Better with Sun from West: US Embassy Moscow, The Commons
By Tim Abrahams
In an interview for the Chicago Architects Oral History Project, architect Charles Edward Bassett, the design lead in SOM’s San Francisco office, was asked by Betty J. Blum how architectural education changed in the US when modernism became accepted in architectural schools and the Beaux-Arts tradition side-lined. What happened when the programme became the paramount driver of architectural creativity? ‘The natural craft of teaching people how to express visually what they were thinking, went down the drain,’ Bassett replied. This is where Carlos Diniz, the architectural illustrator entered.
Bassett, turned regularly to Diniz not simply to illustrate a project but to seduce planners and clients through drawing. Diniz’s role was so key that on projects like the Headquarters of MCA Records in Century City, California, where Diniz was asked to imagine the completed building amidst mature landscaping, it was subsequently planted according to his suggestions. For the US Embassy Moscow which Bassett and the San Francisco office worked on during the early 1970s, Diniz’s skill as an illustrator, his understanding of how landscape could intercede into built work, or even how built work might be conceived, proved crucial in convincing not only the US State Department to green light Bassett’s proposal – akin to a university or creative industry headquarters – but also planners in Moscow.
Diniz’s creative process went through a series of iterations, from hand drawn perspectives to determine views and details such as foliage and trees to determining how much from the west should be present, such as the light and cars. He would then move toward a near-final detail view in ink and vellum, to prepare for the large presentation painting.
Diniz’s first responses to the architectural design were always freehand perspectives in terra cotta colored felt tip Pentel pen on drafting paper. As the final line drawing would be done in black pencil before a full colouring process, the terra cotta pen denotes a more speculative, less authoritative approach to the artist as much as the viewer. These sketches would then be reviewed by Carlos and the architect, with modifications and adjustments noted.

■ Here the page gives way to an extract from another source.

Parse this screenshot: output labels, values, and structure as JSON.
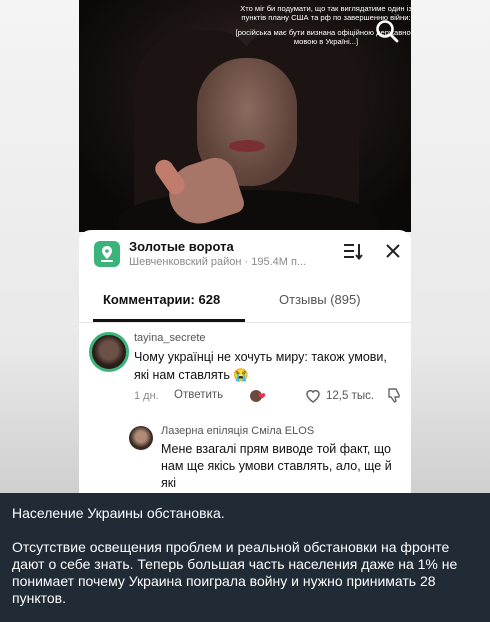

Bassett often employed Diniz to imagine his designs with the plantings fully matured. Here Diniz imagines the Chancery Building behind trees. Planners in Moscow had concerns that that building might challenge the scale of Kudrunskaya Square; the vast neo-classical Stalinist apartment building. Diniz uses trees in the foreground to diminish the scale of the building, which is also obscured by more trees.
In the early drawings Diniz explores how to frame the perspective but also how to create a language that speaks to both Russians and Americans, who had to both approve the project. He draws the profile of trees like paper birches, native to both Russian and the USA. He places onion domes in the background. Here he settles on a lusher landscape that will focus the attentions of the US State Department and Muscovite planners away from the building.
Once the view had been selected, a mechanical pencil drawing would be made following the principles laid out in the perspectives. Diniz would prepare a more finished pencil layout including details such as cars, about which he knew a great deal having initially settled on a career in car design. From this an ink line drawing was produced. Here he astutely adds not a US made car but a Volvo, made in neutral Sweden, to avoid upsetting Soviet sensitivities.
Once the ink drawings were completed they would be photographed and transferred onto a German photomural paper for painting. The paint was acrylic based and applied in transparent washes. The effect here is to highlight universal elements to clients and planners engaged in adversarial negotiations: trees and human figures. These lush, colourful original panels rather than a lithograph were presented to the client.